= What to do =
Search the records for the word "price" and report each line that has it.

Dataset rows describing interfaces
------------------------------------------------------------
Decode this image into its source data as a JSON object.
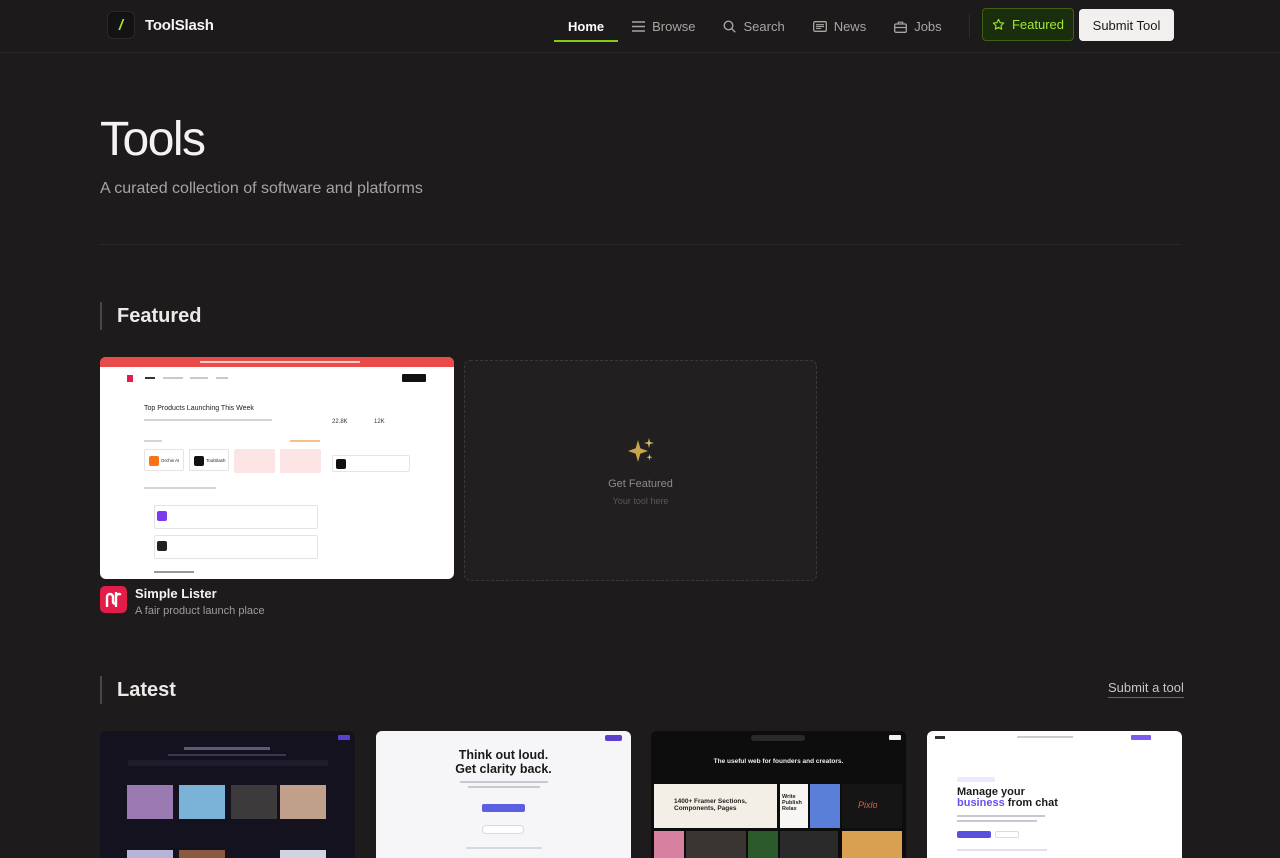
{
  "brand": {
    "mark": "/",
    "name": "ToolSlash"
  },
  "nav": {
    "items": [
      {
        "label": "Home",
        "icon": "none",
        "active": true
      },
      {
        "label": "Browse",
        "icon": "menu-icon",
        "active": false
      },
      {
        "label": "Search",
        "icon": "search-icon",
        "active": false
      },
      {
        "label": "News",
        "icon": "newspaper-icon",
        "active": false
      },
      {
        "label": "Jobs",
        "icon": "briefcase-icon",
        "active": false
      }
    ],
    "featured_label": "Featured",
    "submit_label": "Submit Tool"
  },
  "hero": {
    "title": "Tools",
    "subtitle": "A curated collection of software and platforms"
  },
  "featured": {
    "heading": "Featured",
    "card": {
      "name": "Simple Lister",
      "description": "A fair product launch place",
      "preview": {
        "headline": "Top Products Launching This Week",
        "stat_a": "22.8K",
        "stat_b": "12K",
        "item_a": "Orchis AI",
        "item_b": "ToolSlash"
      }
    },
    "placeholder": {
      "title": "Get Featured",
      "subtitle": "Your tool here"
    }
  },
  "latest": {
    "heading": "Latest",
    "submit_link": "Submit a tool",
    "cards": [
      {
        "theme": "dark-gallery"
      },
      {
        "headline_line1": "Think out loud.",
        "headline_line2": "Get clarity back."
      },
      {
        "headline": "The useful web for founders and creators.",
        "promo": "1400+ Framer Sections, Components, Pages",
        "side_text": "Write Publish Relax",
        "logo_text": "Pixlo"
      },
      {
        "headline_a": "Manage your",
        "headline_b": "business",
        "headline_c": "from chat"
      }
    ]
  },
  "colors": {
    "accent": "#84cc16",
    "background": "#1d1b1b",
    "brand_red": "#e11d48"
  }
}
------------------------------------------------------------
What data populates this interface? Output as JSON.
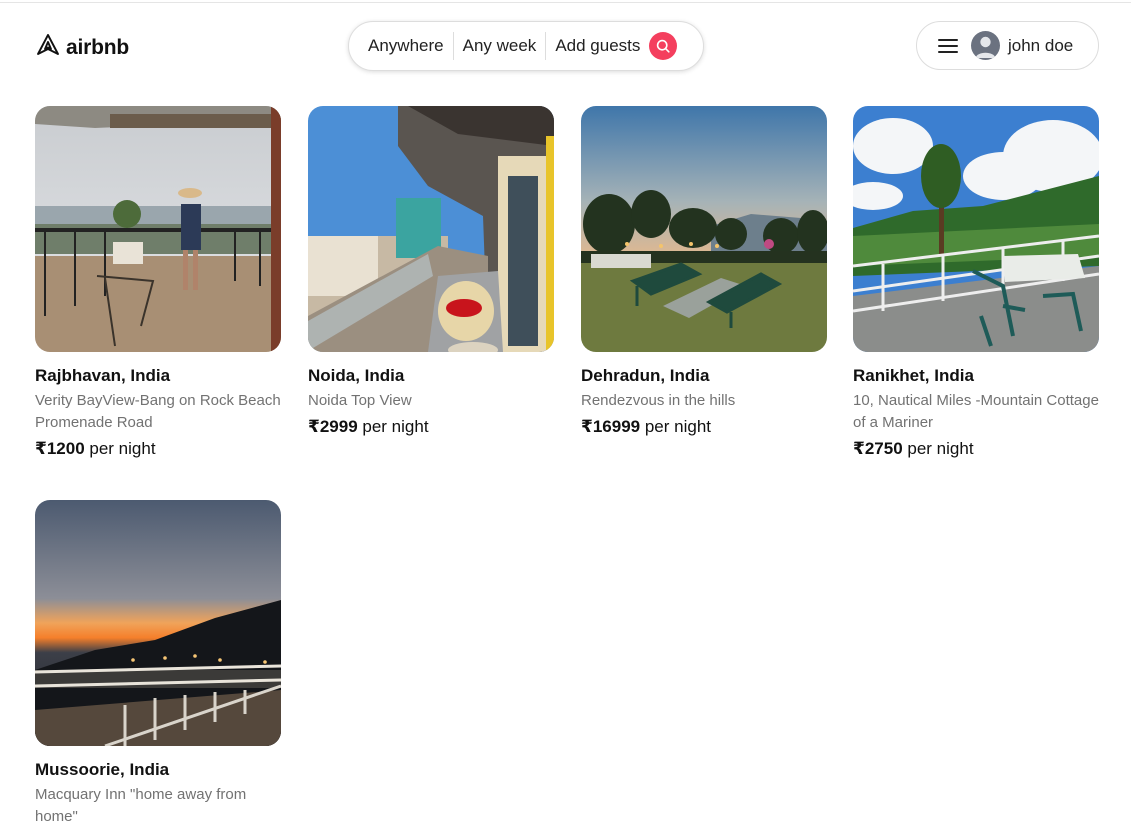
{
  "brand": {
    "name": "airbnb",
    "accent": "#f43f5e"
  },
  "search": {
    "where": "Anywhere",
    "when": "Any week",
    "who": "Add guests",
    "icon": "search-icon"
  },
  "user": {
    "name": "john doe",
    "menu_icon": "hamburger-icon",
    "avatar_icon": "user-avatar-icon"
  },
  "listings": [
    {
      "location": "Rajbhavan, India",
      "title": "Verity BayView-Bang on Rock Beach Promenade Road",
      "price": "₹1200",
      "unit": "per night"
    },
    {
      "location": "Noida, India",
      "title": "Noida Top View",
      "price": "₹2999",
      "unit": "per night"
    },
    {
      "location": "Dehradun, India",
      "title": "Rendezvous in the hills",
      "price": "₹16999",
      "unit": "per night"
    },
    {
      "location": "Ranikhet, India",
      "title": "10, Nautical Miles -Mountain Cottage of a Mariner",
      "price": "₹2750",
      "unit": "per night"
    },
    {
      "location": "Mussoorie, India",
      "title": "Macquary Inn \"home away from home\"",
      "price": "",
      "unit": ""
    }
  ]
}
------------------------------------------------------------
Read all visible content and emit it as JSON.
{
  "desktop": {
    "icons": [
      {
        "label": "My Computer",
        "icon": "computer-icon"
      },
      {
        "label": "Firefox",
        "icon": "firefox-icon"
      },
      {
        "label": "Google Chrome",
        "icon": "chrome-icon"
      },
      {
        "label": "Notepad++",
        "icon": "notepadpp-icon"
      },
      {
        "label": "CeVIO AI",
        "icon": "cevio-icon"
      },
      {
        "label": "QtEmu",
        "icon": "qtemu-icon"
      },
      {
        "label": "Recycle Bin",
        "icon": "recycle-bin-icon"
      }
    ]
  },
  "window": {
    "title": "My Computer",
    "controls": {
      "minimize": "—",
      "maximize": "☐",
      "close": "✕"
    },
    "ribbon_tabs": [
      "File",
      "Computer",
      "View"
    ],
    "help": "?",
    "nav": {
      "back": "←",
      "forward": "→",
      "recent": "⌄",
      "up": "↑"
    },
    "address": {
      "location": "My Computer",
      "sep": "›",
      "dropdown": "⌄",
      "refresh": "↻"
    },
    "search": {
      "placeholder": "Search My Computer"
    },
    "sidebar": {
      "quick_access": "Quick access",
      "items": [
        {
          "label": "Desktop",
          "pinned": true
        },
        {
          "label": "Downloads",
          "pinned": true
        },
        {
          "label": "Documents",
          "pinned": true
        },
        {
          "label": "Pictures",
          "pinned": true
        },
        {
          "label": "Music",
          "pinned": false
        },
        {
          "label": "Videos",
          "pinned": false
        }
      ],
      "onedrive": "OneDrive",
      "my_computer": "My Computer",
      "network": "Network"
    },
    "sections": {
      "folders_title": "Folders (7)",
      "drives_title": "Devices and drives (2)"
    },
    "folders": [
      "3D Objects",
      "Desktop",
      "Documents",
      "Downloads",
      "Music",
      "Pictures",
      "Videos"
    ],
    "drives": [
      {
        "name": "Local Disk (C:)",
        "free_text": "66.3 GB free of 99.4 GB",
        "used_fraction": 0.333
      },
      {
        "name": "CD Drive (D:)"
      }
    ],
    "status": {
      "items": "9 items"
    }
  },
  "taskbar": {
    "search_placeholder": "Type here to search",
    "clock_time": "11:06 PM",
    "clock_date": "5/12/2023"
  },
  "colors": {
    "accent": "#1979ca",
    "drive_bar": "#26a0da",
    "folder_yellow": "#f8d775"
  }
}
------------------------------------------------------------
= Task answer =
      "price": "₹1200",
      "price": "₹2999",
      "price": "₹16999",
      "price": "₹2750",
      "price": "",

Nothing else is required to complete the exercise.